The upper ridge continues its eastward drift with the center
reaching western KS Friday night. The monsoonal moisture plume
edges east as well with the 90th percentile PW anomaly spanning
from AZ to central MT. Similar to recent days, upper level
impulses will allow organized activity to lift north. Terrain such
as the Mogollon Rim through the slot canyons of southern UT remain
most susceptible to possible flash flooding due to orientation
quasi-parallel to the mean flow and a Slight Risk is in effect for
these areas. There is uncertainty in the best corridors as seen in

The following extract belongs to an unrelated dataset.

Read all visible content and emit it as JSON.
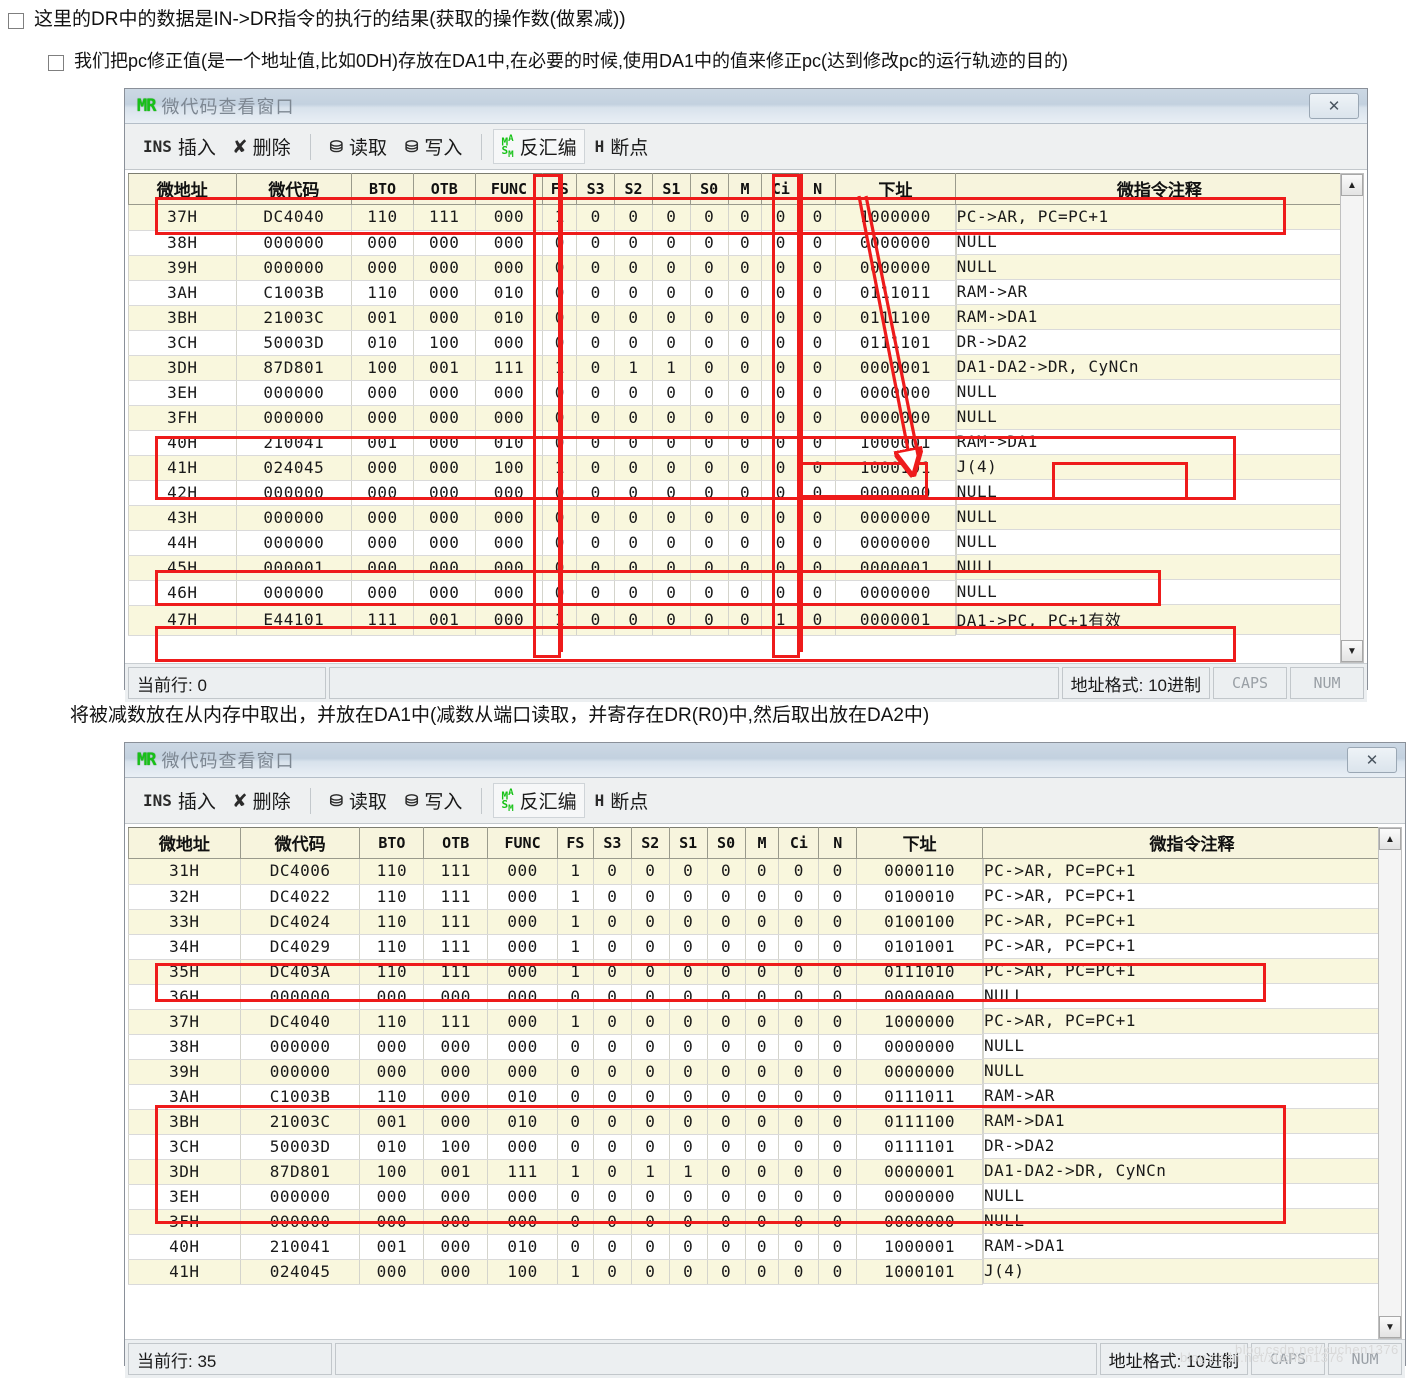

differences between the 00Z ECMWF and GFS with the GFS generally
with a narrower plume. However, higher afternoon PW over southeast
AZ Friday vs Thursday warrants a Slight Risk for southeast AZ to
the southern border. The Marginal Risk hedges this area between
central NV and southern NM. Very anomalous moisture (PWs 3 sigma
over normal) over western WY may warrant a Slight Risk extension
north to the Yellowstone area, so stay tuned to subsequent updates.
...Central Gulf Coast to the Carolina Coast...
Continued elevated Gulf moisture persists along the Gulf coast
through the Carolina Coast (south of the Outer Banks) into the
diurnal peak with a cold front approaching the Gulf Coast late in
the day. A surface trough along the coast will help focus the
heavy rain threat to along the entirety of the northern Gulf Coast
and Southeast Coast. Given the heavy rain threats from prior days
there is likely to be a need for a Slight Risk at some point, but
the more prone areas (besides urban areas) may have to make
themselves more evident after rain today/Thursday before the
confidence is great enough. Also worth noting is the westward
shift in the anomalous moisture plume which may allow enough heavy
rain the lower Rio Grande Valley to warrant an eventual excessive
rain risk - this is currently noted to be greater in the 00Z GFS
which features a faster cold front than the 00Z ECMWF.
Day 1 threat area: www.wpc.ncep.noaa.gov/qpf/94epoints.txt
Day 2 threat area: www.wpc.ncep.noaa.gov/qpf/98epoints.txt
Day 3 threat area: www.wpc.ncep.noaa.gov/qpf/99epoints.txt